The act of copying all this news material is protected under a federal copyright agreement signed in 1976. That was in reaction to a challenge to a news assembly project started by Vanderbilt University in 1968.
As enormous as the news collection is, it is only the beginning, Mr. Kahle said. The plan is to "go back" year by year, and slowly add news video going back to the start of television. That will require some new and perhaps more challenging methodology because the common use of closed-captioning only started around 2002.
Fair warning: There goes the rest of your life.
Talking Measuring Cup Speaks Volumes
From The Green Head: "This innovative measuring cup measures and then verbally announces the volume and weight of any added wet or dry ingredients up to 3 cups. It even has a handy tare function so you can easily add multiple ingredients without emptying it each time, and can compensate for ingredients with different densities such as water, oil, milk, flour, and sugar. A great solution for anyone who's visually impaired, has trouble reading measurements, or just likes futuristic talking kitchen gadgets."
Put one of these next to to a luchador bottle opener and watch the fur fly.
Talking Measuring Cup: $65.90.
And the ones that mother gave you
don't say anything at all.
BehindTheMedspeak: "What do I want in a doctor?" — by John Steinbeck
From Letters of Note: "In 1964, following the retirement of his regular physician, 62-year-old novelist John Steinbeck was asked by his new doctor to complete a routine medical questionnaire for his records. Steinbeck did exactly that, and on reaching the last of its many pages, the 'Grapes of Wrath' author discovered, and left blank, a small space reserved for 'any other data you think may be of importance.' Instead, he wrote a letter [top]. Steinbeck passed away four years later."
Fractal Gears Wallpaper

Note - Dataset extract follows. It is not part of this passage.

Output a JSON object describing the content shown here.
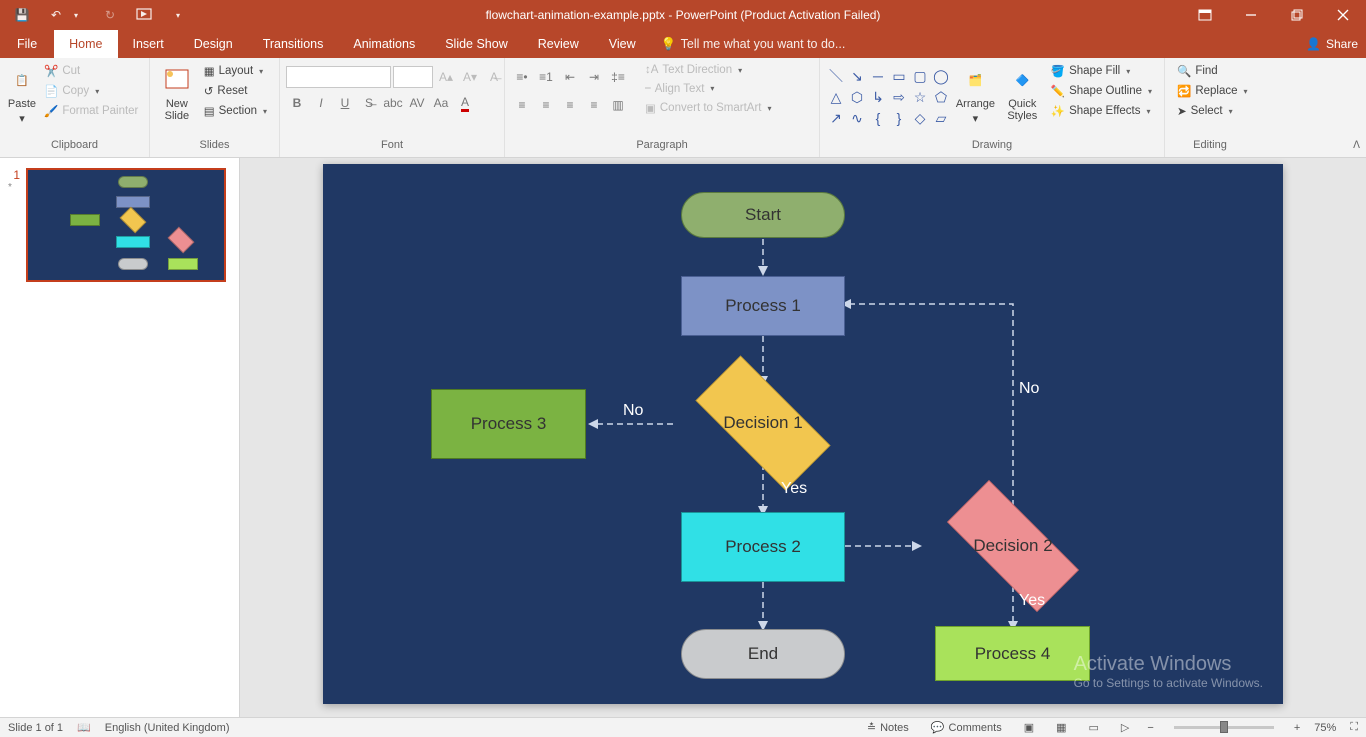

[via Cliff Pickover]
LocateMyKindle.com — "Find your Kindle at the touch of a button"
I wish I could get more excited about this website, which I only learned of yesterday when its Twitter incarnation started following me, prolly because I've been tweeting and suchlike about my brand-spanking new Kindle Fire HD 7" tablet, which arrived Tuesday and has proved very impressive — far better than the flopsweat-drenched Google Nexus 7 tablet, which cost me exactly the same price ($199) but proved about 100 times harder to use for this TechnoDolt®™©.

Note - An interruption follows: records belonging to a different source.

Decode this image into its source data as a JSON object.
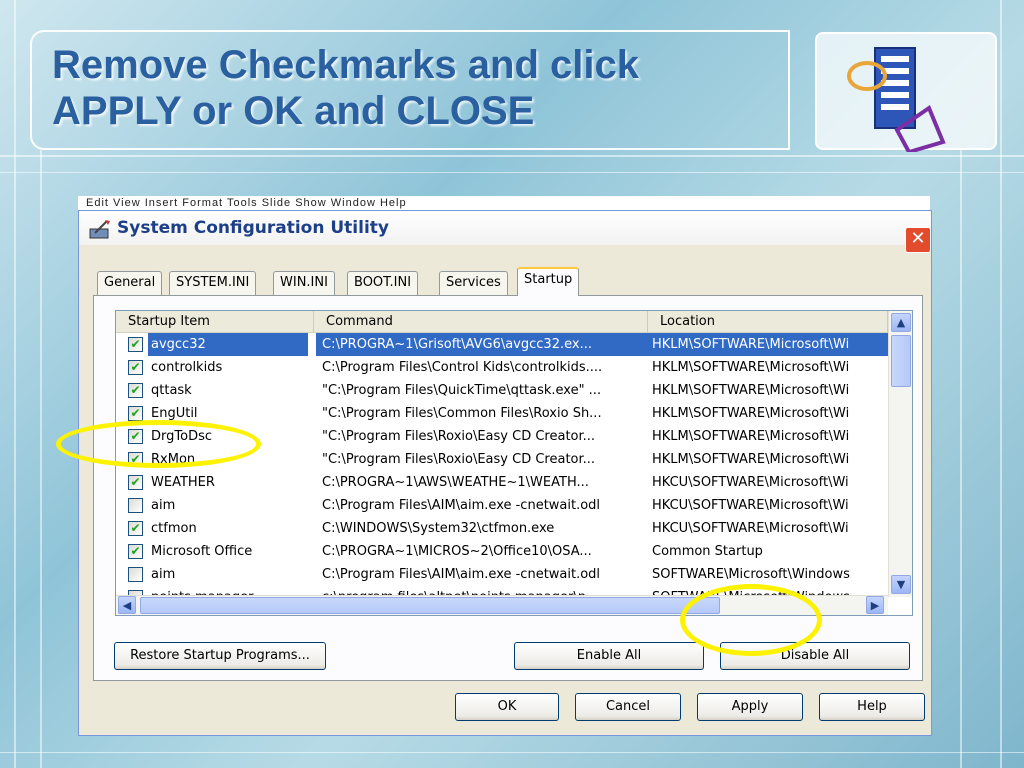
{
  "slide": {
    "title": "Remove Checkmarks and click APPLY or OK and CLOSE"
  },
  "background_menu": "Edit   View   Insert   Format   Tools   Slide Show   Window   Help",
  "window": {
    "title": "System Configuration Utility",
    "close": "✕"
  },
  "tabs": [
    "General",
    "SYSTEM.INI",
    "WIN.INI",
    "BOOT.INI",
    "Services",
    "Startup"
  ],
  "active_tab": "Startup",
  "list": {
    "headers": [
      "Startup Item",
      "Command",
      "Location"
    ],
    "rows": [
      {
        "checked": true,
        "item": "avgcc32",
        "command": "C:\\PROGRA~1\\Grisoft\\AVG6\\avgcc32.ex...",
        "location": "HKLM\\SOFTWARE\\Microsoft\\Wi",
        "selected": true
      },
      {
        "checked": true,
        "item": "controlkids",
        "command": "C:\\Program Files\\Control Kids\\controlkids....",
        "location": "HKLM\\SOFTWARE\\Microsoft\\Wi"
      },
      {
        "checked": true,
        "item": "qttask",
        "command": "\"C:\\Program Files\\QuickTime\\qttask.exe\" ...",
        "location": "HKLM\\SOFTWARE\\Microsoft\\Wi"
      },
      {
        "checked": true,
        "item": "EngUtil",
        "command": "\"C:\\Program Files\\Common Files\\Roxio Sh...",
        "location": "HKLM\\SOFTWARE\\Microsoft\\Wi"
      },
      {
        "checked": true,
        "item": "DrgToDsc",
        "command": "\"C:\\Program Files\\Roxio\\Easy CD Creator...",
        "location": "HKLM\\SOFTWARE\\Microsoft\\Wi"
      },
      {
        "checked": true,
        "item": "RxMon",
        "command": "\"C:\\Program Files\\Roxio\\Easy CD Creator...",
        "location": "HKLM\\SOFTWARE\\Microsoft\\Wi"
      },
      {
        "checked": true,
        "item": "WEATHER",
        "command": "C:\\PROGRA~1\\AWS\\WEATHE~1\\WEATH...",
        "location": "HKCU\\SOFTWARE\\Microsoft\\Wi"
      },
      {
        "checked": false,
        "item": "aim",
        "command": "C:\\Program Files\\AIM\\aim.exe -cnetwait.odl",
        "location": "HKCU\\SOFTWARE\\Microsoft\\Wi"
      },
      {
        "checked": true,
        "item": "ctfmon",
        "command": "C:\\WINDOWS\\System32\\ctfmon.exe",
        "location": "HKCU\\SOFTWARE\\Microsoft\\Wi"
      },
      {
        "checked": true,
        "item": "Microsoft Office",
        "command": "C:\\PROGRA~1\\MICROS~2\\Office10\\OSA...",
        "location": "Common Startup"
      },
      {
        "checked": false,
        "item": "aim",
        "command": "C:\\Program Files\\AIM\\aim.exe -cnetwait.odl",
        "location": "SOFTWARE\\Microsoft\\Windows"
      },
      {
        "checked": false,
        "item": "points manager",
        "command": "c:\\program files\\altnet\\points manager\\p...",
        "location": "SOFTWARE\\Microsoft\\Windows"
      }
    ]
  },
  "buttons": {
    "restore": "Restore Startup Programs...",
    "enable_all": "Enable All",
    "disable_all": "Disable All",
    "ok": "OK",
    "cancel": "Cancel",
    "apply": "Apply",
    "help": "Help"
  },
  "colors": {
    "title_text": "#2a5fa0",
    "highlight": "#fdf202",
    "selection": "#316ac5",
    "checkmark": "#21a121"
  },
  "icons": {
    "app": "system-config-icon",
    "logo": "network-document-logo"
  }
}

Anyhoo, I've been getting up to speed with my Kindle (first one I've ever owned as I've long thought that Jeff Bezos was an even better reality distortion field-creator than Steve Jobs, Bezos having convinced millions of otherwise apparently rational and sane people that reading off a grey background was just as good as a real book) with the help of Adam P. Knave, whose interventions via Twitter — @adampknave — have made overcoming the inevitable roadblocks to use moments of brief frustration rather than hours of annoyance and irritation trying and failing to get answers from Amazon's website and Help pages.

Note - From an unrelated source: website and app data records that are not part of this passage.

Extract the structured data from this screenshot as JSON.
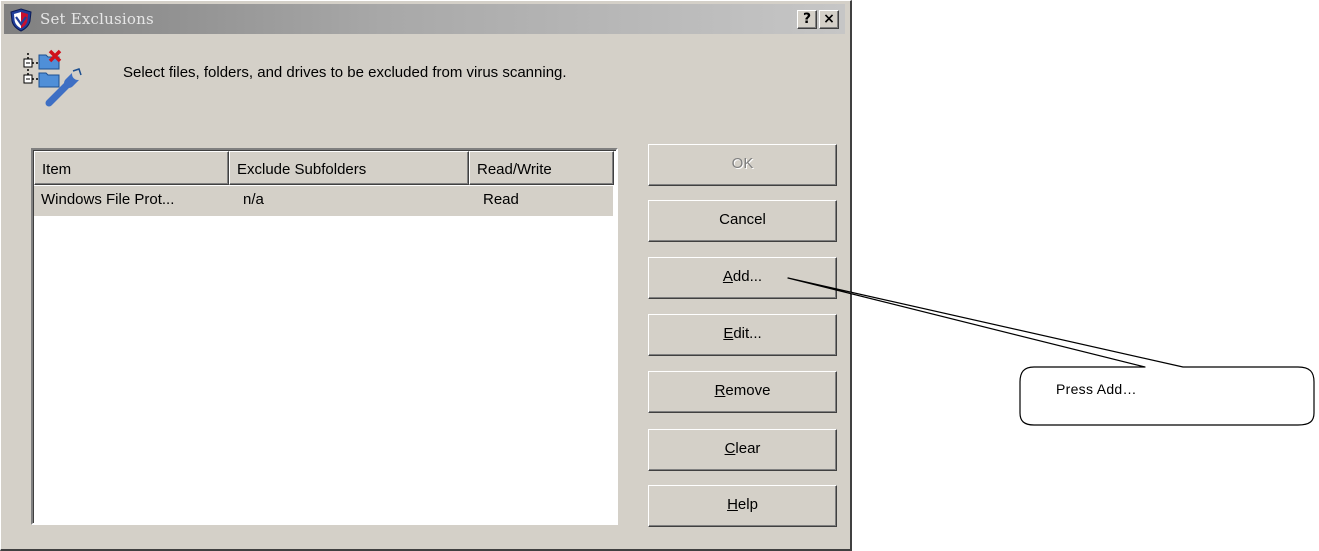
{
  "dialog": {
    "title": "Set Exclusions",
    "help_button": "?",
    "close_button": "×",
    "header_text": "Select files, folders, and drives to be excluded from virus scanning."
  },
  "list": {
    "columns": [
      "Item",
      "Exclude Subfolders",
      "Read/Write"
    ],
    "rows": [
      {
        "item": "Windows File Prot...",
        "subfolders": "n/a",
        "access": "Read"
      }
    ]
  },
  "buttons": {
    "ok": "OK",
    "cancel": "Cancel",
    "add": {
      "hot": "A",
      "rest": "dd..."
    },
    "edit": {
      "hot": "E",
      "rest": "dit..."
    },
    "remove": {
      "hot": "R",
      "rest": "emove"
    },
    "clear": {
      "hot": "C",
      "rest": "lear"
    },
    "help": {
      "hot": "H",
      "rest": "elp"
    }
  },
  "callout": {
    "text": "Press Add…"
  },
  "colors": {
    "dialog_face": "#d4d0c8",
    "title_gradient_start": "#808080",
    "title_gradient_end": "#c6c6c6",
    "disabled_text": "#808080"
  },
  "icons": {
    "app": "shield-icon",
    "header": "exclusion-tree-icon"
  }
}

But I digress.
Why can't I get excited about LocateMyKindle.com?
Because who cares if I lose it?
The Amazon content is safe and stored in its cloud, ready for me to access via another Kindle.
People — I have a blog to get out that consumes me daily, with its never ending demand for eight fresh posts.
Six for $10.50.
Fanboy Heaven, Podunk Virginia
But I digress.
Yesterday was a fanboy's version of the Transit of Venus, what with the following taking place here at boj World HQ©™®:
1. Download iOS 6 to iPhone 4S
2. Download iOS 6 to new iPad
3. Download Mountain Lion 10.8.2 to Air & iMac
4. Download iPhoto 9.4 to Air & Mac
All downloads were monitored for quality by Gray Cat, who approves this message.
All possible love to Taffy Nivert.
Originally featured here on March 9, 2008 in a post that's become a perennial favorite.
"Acrylic pebbles soak up sunlight during the day, then glow for 2-3 hours after dark."
Pack of 100: $10.99.